Agnico Eagle OK’d to bring back Nunavut workers
Mining company’s territorial workers have been paid to stay home for past 15 months
The Government of Nunavut has given Agnico Eagle Mines Ltd. the green light to allow workers from the Kivalliq to return the company’s mine Meliadine and Meadowbank sites.
Cate Macleod, press secretary for Joe Savikataaq, made the announcement during a COVID-19 news conference Monday.
It’s been 15 months since Nunavummiut were sent home from Agnico Eagle’s mines to keep communities in the territory safe from COVID-19.
The company has spent more than US$18 million supporting approximately 450 Nunavut employees, who have received 75 per cent of their salaries since they were sent home in March 2020, said company spokesperson Carl Charest in an email to Nunatsiaq News.
“This is a very important milestone for us as we are proud to be, for now, the only mining company authorized to bring back our Nunavummiut workforce,” Charest wrote.
The company will begin contacting employees this week, and they may return to work as early as the end of next week, Charest said, adding that all Nunavut employees will hear from the company within three weeks.
Once an employee’s return is confirmed, they will travel back to either site — Meliadine or Meadowbank — within a week to 10 days at the earliest, he said.
The company currently has no plans to have Nunavut workers return to its recently acquired Hope Bay mine.
Returning to work is voluntary, Charest said, and dependent on the company’s ability to train employees. He said approximately 15 employees per site will return per week.
The training will incorporate a welcome speech by a manager, a COVID-19 briefing, health and safety training for new procedures and on-the-job training.
But before anyone is contacted, Charest said there are still a few health protocols to be worked out, such as implementing a mandatory screening process for incoming miners and scheduling separate charters to transport workers to each site.
“Throughout the past year, we have built a robust process to protect our employees,” Charest said. “Those measures will continue to be enforced as we are on the verge of having our Nunavummiut colleagues join us back on site.”
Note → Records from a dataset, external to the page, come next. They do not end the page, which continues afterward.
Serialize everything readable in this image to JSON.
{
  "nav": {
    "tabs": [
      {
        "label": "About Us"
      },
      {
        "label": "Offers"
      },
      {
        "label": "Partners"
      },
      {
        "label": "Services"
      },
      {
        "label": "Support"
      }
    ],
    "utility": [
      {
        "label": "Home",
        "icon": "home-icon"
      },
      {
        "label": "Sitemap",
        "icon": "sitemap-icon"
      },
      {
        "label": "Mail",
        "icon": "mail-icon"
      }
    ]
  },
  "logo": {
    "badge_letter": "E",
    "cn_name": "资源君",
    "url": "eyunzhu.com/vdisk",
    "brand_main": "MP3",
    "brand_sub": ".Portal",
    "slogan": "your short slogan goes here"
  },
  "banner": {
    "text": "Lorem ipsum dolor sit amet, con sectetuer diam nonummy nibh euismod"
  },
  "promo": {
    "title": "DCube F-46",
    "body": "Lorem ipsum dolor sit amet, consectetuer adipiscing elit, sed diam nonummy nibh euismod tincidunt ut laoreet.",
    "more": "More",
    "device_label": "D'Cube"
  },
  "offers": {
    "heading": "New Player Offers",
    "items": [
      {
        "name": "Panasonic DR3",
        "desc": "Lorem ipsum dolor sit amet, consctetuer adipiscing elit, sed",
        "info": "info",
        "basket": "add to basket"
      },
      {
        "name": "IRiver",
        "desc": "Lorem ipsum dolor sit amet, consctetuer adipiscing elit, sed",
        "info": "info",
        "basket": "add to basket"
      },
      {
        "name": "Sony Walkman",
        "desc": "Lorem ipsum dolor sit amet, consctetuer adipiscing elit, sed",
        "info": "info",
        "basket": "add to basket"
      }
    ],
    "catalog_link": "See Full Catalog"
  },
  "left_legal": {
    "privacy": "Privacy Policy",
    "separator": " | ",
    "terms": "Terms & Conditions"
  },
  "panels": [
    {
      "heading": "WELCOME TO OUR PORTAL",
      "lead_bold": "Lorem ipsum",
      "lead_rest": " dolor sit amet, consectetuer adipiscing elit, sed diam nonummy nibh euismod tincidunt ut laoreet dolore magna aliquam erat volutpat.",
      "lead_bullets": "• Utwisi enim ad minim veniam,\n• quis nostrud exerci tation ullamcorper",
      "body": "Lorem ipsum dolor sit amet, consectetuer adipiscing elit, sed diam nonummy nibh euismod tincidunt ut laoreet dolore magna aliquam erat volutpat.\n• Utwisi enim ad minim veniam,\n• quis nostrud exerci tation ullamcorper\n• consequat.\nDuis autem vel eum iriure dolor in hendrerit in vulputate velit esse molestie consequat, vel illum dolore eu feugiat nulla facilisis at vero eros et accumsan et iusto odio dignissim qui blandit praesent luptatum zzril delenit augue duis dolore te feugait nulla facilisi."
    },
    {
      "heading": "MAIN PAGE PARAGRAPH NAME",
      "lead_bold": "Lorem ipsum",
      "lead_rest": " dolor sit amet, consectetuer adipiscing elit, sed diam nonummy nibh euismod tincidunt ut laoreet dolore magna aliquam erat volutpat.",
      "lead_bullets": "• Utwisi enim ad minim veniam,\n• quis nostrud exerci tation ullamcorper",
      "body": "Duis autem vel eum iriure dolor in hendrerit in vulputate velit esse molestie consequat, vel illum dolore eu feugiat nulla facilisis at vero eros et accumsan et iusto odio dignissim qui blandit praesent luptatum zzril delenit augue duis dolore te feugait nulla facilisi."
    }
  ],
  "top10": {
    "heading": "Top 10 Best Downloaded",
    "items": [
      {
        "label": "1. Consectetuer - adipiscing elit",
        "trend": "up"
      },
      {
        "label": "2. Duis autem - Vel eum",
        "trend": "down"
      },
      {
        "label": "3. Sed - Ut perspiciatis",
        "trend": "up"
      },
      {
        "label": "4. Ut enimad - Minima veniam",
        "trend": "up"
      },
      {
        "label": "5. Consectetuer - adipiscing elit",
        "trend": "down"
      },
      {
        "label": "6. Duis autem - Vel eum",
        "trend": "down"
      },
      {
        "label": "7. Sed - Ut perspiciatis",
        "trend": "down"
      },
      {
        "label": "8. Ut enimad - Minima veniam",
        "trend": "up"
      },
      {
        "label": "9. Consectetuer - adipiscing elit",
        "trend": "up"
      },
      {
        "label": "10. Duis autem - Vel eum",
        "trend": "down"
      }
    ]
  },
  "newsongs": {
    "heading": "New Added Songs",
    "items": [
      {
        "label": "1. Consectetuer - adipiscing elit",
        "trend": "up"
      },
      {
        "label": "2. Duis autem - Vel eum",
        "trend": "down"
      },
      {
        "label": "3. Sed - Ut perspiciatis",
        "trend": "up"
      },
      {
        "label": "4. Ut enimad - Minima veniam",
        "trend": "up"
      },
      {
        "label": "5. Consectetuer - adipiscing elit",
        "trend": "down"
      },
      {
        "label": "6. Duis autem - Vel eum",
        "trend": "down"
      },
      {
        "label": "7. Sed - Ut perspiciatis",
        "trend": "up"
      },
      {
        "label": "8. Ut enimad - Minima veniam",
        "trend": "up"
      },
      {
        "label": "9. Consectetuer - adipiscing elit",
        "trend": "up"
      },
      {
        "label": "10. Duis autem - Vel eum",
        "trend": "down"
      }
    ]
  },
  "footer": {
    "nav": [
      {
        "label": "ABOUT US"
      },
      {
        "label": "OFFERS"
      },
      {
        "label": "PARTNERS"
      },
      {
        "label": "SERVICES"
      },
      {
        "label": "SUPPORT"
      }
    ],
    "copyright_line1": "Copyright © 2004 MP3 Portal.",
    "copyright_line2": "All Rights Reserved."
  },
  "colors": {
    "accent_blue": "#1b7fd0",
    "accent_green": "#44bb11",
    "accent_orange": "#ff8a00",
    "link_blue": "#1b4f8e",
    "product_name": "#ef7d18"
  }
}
This story has been updated to reflect the correct amount Agnico Eagle has spent supporting its Nunavut workers during the pandemic.